::: RECORDS TO USE :::
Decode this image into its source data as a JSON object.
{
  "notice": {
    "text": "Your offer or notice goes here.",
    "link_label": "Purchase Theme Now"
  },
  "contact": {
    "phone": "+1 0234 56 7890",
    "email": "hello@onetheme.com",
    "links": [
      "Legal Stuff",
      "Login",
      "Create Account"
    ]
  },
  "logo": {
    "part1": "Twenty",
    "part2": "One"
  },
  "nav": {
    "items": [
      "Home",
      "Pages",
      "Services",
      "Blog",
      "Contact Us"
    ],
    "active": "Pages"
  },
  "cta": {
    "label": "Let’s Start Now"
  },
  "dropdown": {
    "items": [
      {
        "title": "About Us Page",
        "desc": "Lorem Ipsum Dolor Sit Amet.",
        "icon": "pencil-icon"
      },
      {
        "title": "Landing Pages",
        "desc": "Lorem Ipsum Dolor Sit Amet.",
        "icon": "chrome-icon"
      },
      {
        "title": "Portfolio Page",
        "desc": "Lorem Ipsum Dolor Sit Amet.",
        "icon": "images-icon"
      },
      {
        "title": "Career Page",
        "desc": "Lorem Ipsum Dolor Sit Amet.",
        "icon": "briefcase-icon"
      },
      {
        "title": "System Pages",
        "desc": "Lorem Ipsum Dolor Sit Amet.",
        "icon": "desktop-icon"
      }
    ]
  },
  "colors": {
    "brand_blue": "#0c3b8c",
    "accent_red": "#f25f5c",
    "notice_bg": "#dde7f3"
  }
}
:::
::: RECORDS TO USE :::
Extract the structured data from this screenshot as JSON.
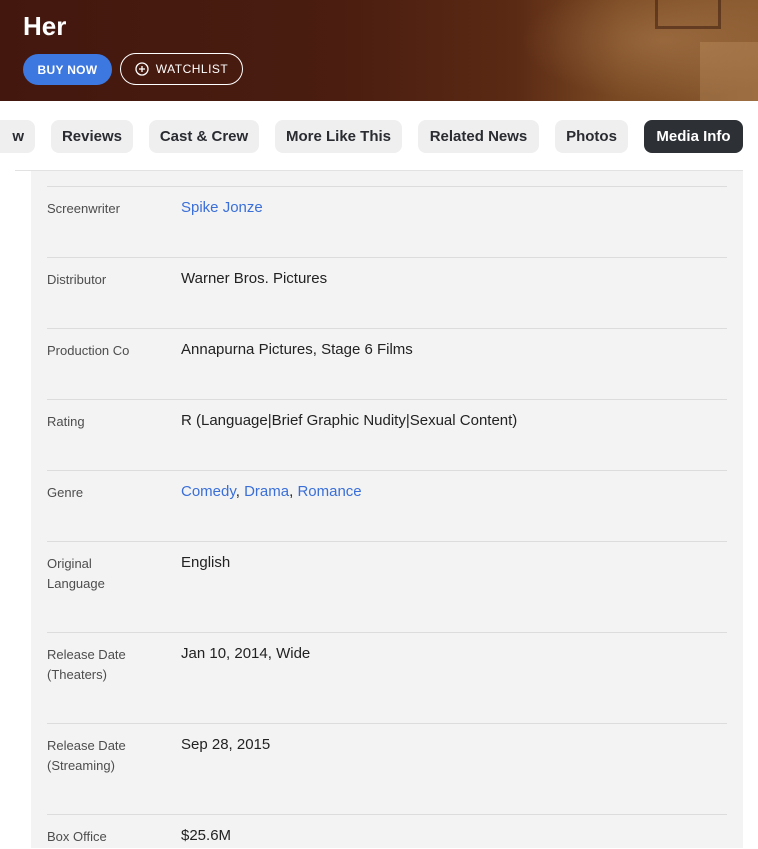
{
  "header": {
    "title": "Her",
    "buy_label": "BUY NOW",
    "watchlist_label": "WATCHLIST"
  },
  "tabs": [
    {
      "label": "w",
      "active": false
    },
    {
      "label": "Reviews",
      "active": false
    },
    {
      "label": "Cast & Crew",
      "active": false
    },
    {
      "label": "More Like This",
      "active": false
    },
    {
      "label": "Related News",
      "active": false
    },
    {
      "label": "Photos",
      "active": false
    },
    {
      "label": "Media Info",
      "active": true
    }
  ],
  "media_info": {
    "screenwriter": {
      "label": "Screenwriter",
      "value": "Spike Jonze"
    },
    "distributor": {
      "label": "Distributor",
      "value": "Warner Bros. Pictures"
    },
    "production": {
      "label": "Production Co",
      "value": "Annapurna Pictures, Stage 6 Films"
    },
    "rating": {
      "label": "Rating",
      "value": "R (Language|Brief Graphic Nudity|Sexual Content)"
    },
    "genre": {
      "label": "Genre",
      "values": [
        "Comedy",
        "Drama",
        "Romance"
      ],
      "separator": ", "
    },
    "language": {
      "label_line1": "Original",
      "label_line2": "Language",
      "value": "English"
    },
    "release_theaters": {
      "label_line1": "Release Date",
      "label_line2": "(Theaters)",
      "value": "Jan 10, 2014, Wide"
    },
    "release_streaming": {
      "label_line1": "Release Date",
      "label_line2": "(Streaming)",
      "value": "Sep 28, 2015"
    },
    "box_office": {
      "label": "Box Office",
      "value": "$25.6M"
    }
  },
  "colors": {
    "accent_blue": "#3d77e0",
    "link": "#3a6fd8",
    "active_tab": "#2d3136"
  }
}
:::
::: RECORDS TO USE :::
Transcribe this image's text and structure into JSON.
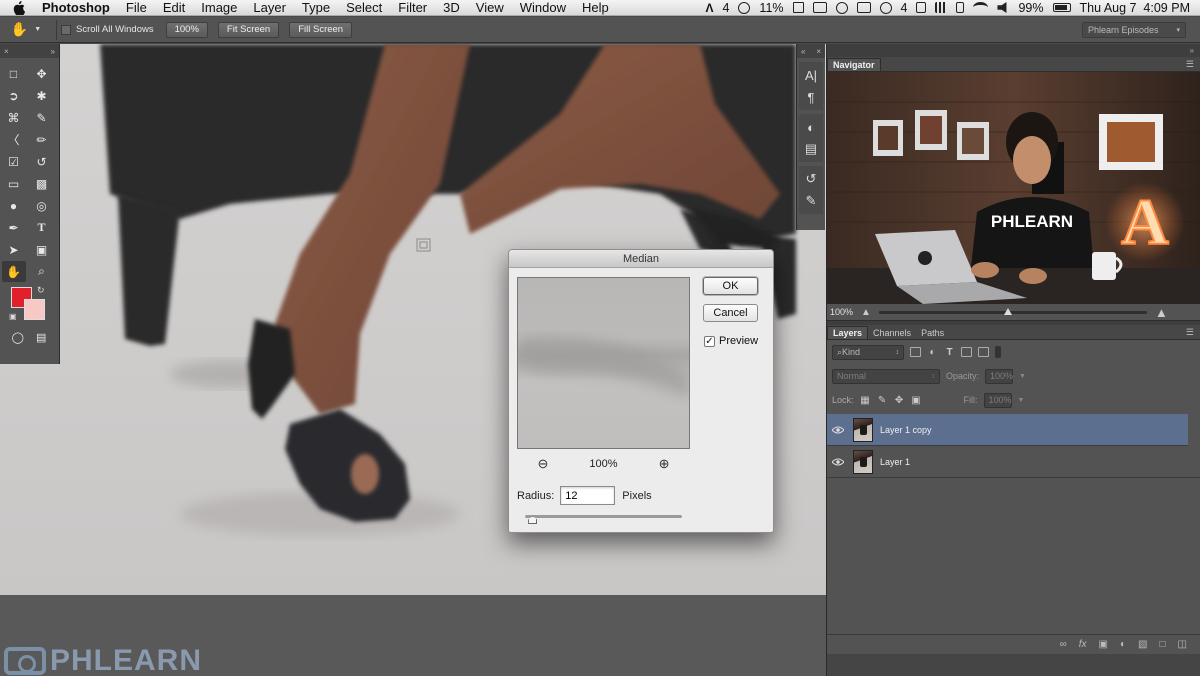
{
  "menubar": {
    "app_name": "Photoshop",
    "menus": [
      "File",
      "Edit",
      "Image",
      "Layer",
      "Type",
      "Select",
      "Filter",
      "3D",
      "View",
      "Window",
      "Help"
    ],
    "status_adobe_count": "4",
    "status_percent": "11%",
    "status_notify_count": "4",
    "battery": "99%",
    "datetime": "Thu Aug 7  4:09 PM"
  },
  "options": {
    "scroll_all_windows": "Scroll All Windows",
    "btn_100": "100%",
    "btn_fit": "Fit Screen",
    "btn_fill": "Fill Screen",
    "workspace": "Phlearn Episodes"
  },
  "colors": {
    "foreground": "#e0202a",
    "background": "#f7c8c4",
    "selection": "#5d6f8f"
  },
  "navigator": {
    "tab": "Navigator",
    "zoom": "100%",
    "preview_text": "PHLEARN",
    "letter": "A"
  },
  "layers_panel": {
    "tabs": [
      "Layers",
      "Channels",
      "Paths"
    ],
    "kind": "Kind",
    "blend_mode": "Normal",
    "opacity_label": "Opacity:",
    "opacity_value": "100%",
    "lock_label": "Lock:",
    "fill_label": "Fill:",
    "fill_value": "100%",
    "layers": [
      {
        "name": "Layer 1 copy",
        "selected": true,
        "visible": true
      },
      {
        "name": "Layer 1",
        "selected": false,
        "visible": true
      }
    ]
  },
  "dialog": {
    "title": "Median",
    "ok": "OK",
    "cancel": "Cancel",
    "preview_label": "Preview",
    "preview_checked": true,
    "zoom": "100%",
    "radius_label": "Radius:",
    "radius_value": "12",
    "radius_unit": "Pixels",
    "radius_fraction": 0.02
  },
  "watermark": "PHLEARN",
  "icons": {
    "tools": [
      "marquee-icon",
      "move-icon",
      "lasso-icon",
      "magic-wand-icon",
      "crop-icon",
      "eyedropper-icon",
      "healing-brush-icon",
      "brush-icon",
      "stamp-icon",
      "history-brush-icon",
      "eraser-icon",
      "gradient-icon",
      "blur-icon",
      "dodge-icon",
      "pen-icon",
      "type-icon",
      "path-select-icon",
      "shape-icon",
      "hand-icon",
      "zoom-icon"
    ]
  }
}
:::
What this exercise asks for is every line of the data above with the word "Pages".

      "Pages",
    "active": "Pages"
        "title": "Landing Pages",
        "title": "System Pages",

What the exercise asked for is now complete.